Pavel Rodionov’s idea of a perfect vacation doesn’t involve luxury accommodations, five-star dinners, or guided sightseeing tours. “I like to travel, but I don’t like typical touristy places,” said Rodionov, who graduated from Booth’s Executive MBA Program in 2013. “I prefer expeditions, like the North Pole.” In April 2014, Rodionov and his wife, Tatiana, spent six days making a 69-mile trek to the pole—on skis. They embarked on their adventure from Barneo Ice Camp, a fly-in basecamp atop the frozen Arctic Ocean. The couple traversed open ice fields, braved windchills reaching below -30 degrees Celsius, and slept in a tent. “I wouldn’t say we were afraid, but on the second day, I lost all my energy and all my strength,” Rodionov said. He had to spend several hours in a tent, warming up and having some food and drink, before he was able to keep going. When the couple arrived at the North Pole, he planted the Booth flag.<br/>

perspectives

At Home, Abroad

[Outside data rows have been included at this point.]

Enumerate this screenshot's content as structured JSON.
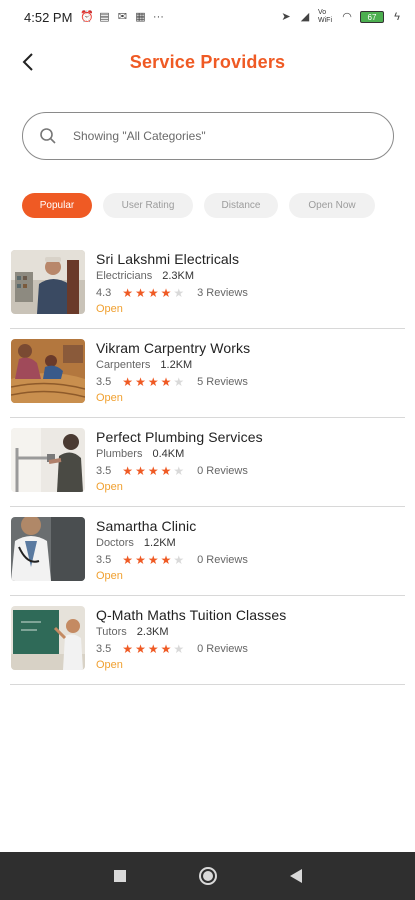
{
  "status_bar": {
    "time": "4:52 PM",
    "network_label": "Vo WiFi",
    "battery_level": "67"
  },
  "header": {
    "title": "Service Providers"
  },
  "search": {
    "placeholder": "Showing \"All Categories\""
  },
  "filters": [
    {
      "label": "Popular",
      "active": true
    },
    {
      "label": "User Rating",
      "active": false
    },
    {
      "label": "Distance",
      "active": false
    },
    {
      "label": "Open Now",
      "active": false
    }
  ],
  "providers": [
    {
      "name": "Sri Lakshmi Electricals",
      "category": "Electricians",
      "distance": "2.3KM",
      "rating": "4.3",
      "stars": 4,
      "reviews": "3 Reviews",
      "status": "Open"
    },
    {
      "name": "Vikram Carpentry Works",
      "category": "Carpenters",
      "distance": "1.2KM",
      "rating": "3.5",
      "stars": 4,
      "reviews": "5 Reviews",
      "status": "Open"
    },
    {
      "name": "Perfect Plumbing Services",
      "category": "Plumbers",
      "distance": "0.4KM",
      "rating": "3.5",
      "stars": 4,
      "reviews": "0 Reviews",
      "status": "Open"
    },
    {
      "name": "Samartha Clinic",
      "category": "Doctors",
      "distance": "1.2KM",
      "rating": "3.5",
      "stars": 4,
      "reviews": "0 Reviews",
      "status": "Open"
    },
    {
      "name": "Q-Math Maths Tuition Classes",
      "category": "Tutors",
      "distance": "2.3KM",
      "rating": "3.5",
      "stars": 4,
      "reviews": "0 Reviews",
      "status": "Open"
    }
  ],
  "colors": {
    "accent": "#ef5a24",
    "open_status": "#f0a030",
    "nav_bar": "#2f2f2f"
  }
}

Kendra Mirasol, ’93, had one major goal while growing up in Janesville, Wisconsin. “I remember always wanting to get out,” she said. She studied German in high school and moved across country for college at the University of California, Irvine. During college, Mirasol worked in a hotel in Lindenberg, a small Bavarian mountain town. “They spoke zero English,” she says. “It was so fantastic for exposure learning. You had to sink or swim.” After graduation, in 1989, just before the Berlin Wall fell, Mirasol lived in Kranichfeld, East Germany. She stayed with a pen pal whose family struggled to get by under Communist rule. “They were basket weavers—they got paid $1 per basket.” While attempting to leave the country, she was interrogated at the border for three hours because she forgot to file the correct paperwork at the police station. <br/>“Those are exciting experiences,” said Mirasol, now president of IOR Global Services, a global mobility and talent development solutions company. Without work- and study-abroad programs, she said, “My life would be so boring.” Mirasol came to Chicago Booth to supplement her German literature and language background with business acumen. She was able to maintain a global perspective during her interactions with international students. Mirasol could tell that a good friend of hers from Japan struggled to adapt to the direct, unfiltered mode of classroom discussion favored by some American classmates. “It was so difficult for him to even contribute one idea,” she recalled. “He was probably the smartest man in the school, and when I saw that happening, I felt I had a responsibility to facilitate.” These types of cross-cultural support are needed every day, around the world, on a personal level, and in boardrooms. In April 2016, Mirasol’s passion for international exchange—and for the broader benefits of a global economy—motivated her to accept a volunteer role on the board of directors at the nonprofit Cultural Vistas. <br/>

perspectives

The Greater China Forum Returns to Beijing

This fall, the University of Chicago and Chicago Booth present the Greater China Forum, hosted by the Chicago Booth Alumni Club of China, taking place September 2–3, 2017, in Beijing. The two-day event features keynote speakers Robert Zimmer, president of the University of Chicago, and Lou Jiwei, chairman of China’s National Social Security Fund, former finance minister of China, and former chairman and CEO of China Investment Corporation. Incoming Booth dean of students Madhav Rajan and Katherine Dusak Miller Distinguished Service Professor of Finance Raghuram G. Rajan are also speaking at the Forum.